Using the Resource Browser
Unless you’ve set OmniOutliner’s preferences differently, the first thing you’ll see when you launch OmniOutliner is the new Resource Browser. The Resource Browser (File ▸ Resource Browser; Command-N or Shift-Command-N) makes it easy for you to open a recently-saved file, or to create awesome looking documents by starting out with a Template.
The sidebar on the left makes it easy for you to choose a file that you’ve recently worked on, or to select one of the pre-styled templates that we include with OmniOutliner 4.
The Recents section is similar to choosing File ▸ Open Recent from the menu bar. You’ll find a list of recently-opened files from which you can select and open quickly.
The Templates section offers a quick and easy way for you to open one of the pre-styled templates we’ve included with OmniOutliner. If you’re not sure which template to choose, you can click on one and tap the Spacebar to open a QuickLook view of the template file.
To close the QuickLook view, just tap the Spacebar again and the preview window goes away.
Managing and Working with Templates
Any file that you save as a template (File ▸ Save As Template) is available from the Resource Browser in the Templates section.
To manage your templates, use the Action menu at the bottom of the Resource Browser; it’s the one that looks like a small gear (). First, select one of the templates, and then click the Action menu and choose Show in Finder. A new Finder window pops open and places you inside the Templates folder. Once here, there’s no limit to what you can do with the templates. You can change their names, move the ones you don’t want to the trash, or add subfolders so you can categorize template files for certain tasks.
Linking Template Folders on your Mac to OmniOutliner
As noted in the previous section, when you create a new template in OmniOutliner, the default location where those files are saved is buried deep within OmniOutliner’s container. As a result, many users have taken to storing their OmniOutliner templates in a more convenient location, such as on Omni Sync Server, a subfolder within the Documents folder in their Home directory, or somewhere else in the cloud. The only problem with doing this, however, is that your OmniOutliner templates don’t appear in the Resource Browser.
In OmniOutliner v4.4, we added the ability to add a Linked Folder to the Templates section of the sidebar. Start by clicking . Next, choose a folder in the sheet that appears and click Open to add the folder to the Resource Browser’s sidebar.
To remove a Linked Folder from the Resource Browser’s sidebar, first select the folder in question, click , and then choose Remove Linked Folder.
Using the Resource Browser’s Action Menu
Use the Action menu () to open or create new templates, reveal where a particular resource lives on your Mac in the Finder, move an object to Trash, or set a particular template that you’re fond of as the default.
If you would like to import your OmniOutliner 3 templates, you can choose Add Resources to Library to select a file or template you’d like to add to OmniOutliner’s library.
You can use the Restore option in the Action menu to restore any of the default templates that you might have trashed earlier.
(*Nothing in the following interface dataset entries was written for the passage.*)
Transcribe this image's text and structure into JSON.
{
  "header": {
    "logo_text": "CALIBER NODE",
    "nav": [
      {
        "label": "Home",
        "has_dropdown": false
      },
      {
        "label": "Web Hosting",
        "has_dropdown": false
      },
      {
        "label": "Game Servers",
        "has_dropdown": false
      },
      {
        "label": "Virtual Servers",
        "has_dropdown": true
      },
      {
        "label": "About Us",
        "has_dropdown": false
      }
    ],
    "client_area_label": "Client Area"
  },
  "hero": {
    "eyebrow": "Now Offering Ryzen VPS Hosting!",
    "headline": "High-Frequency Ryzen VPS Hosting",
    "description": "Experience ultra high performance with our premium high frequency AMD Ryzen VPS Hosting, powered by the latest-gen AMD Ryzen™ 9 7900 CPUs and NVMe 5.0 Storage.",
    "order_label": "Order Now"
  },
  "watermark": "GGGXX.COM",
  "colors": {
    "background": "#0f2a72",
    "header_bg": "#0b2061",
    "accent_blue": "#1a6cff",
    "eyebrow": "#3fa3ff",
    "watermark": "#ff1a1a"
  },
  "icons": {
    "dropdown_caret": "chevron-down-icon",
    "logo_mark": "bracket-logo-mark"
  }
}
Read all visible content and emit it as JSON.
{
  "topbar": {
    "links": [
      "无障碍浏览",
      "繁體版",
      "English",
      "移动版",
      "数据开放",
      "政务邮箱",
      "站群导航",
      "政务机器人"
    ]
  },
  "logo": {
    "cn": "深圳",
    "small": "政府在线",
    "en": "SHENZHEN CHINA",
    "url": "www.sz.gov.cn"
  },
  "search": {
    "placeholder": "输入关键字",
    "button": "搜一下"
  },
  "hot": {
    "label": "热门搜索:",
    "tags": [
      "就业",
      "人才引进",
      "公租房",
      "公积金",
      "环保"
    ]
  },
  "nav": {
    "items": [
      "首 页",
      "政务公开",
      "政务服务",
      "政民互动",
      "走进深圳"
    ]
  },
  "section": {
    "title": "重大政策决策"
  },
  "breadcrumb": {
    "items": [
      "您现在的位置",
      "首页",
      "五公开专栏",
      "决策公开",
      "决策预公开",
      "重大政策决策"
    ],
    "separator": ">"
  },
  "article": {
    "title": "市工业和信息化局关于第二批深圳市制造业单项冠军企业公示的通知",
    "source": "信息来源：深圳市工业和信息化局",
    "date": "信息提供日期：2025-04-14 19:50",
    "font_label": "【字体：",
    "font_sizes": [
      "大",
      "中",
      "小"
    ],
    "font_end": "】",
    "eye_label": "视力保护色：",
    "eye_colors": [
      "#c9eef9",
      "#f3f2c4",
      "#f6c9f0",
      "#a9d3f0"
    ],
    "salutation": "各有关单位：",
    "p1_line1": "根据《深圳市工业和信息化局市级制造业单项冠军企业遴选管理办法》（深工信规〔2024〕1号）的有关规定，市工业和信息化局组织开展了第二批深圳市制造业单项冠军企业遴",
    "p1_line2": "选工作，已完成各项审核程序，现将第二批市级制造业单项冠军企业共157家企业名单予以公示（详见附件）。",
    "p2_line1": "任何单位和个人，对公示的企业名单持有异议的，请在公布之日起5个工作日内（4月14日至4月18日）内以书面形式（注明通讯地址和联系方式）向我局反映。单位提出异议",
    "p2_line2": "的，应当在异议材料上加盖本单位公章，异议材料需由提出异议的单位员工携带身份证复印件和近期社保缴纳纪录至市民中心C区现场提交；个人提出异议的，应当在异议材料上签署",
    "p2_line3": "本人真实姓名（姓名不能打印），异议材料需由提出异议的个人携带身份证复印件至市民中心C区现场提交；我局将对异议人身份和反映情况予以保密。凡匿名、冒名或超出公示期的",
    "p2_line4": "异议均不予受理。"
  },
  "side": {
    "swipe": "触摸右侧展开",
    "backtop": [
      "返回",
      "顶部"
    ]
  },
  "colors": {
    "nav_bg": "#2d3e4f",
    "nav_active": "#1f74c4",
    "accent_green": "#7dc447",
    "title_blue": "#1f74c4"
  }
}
Even if you delete these files from the Templates folder, copies of the templates files reside within the app.
Let’s say that one sleepless night you decided that you didn’t need any of the templates we’ve included with OmniOutliner. Blurry-eyed, you open the Resource Browser, and then one by one, choose Action ▸ Move to Trash. After all that work, you empty the trash, close your laptop and drift off to sleep. Then, around 5:38 a.m. you awake with a start and have this incredible idea for what you know will be a best-selling novel. Great. You’ve trashed the Book Draft template. What are you going to do? Fortunately, we thought about this for you. If you choose Action ▸ Restore ▸ Templates you can choose from any (or all) of the templates we’ve included with OmniOutliner and put them back on your Mac.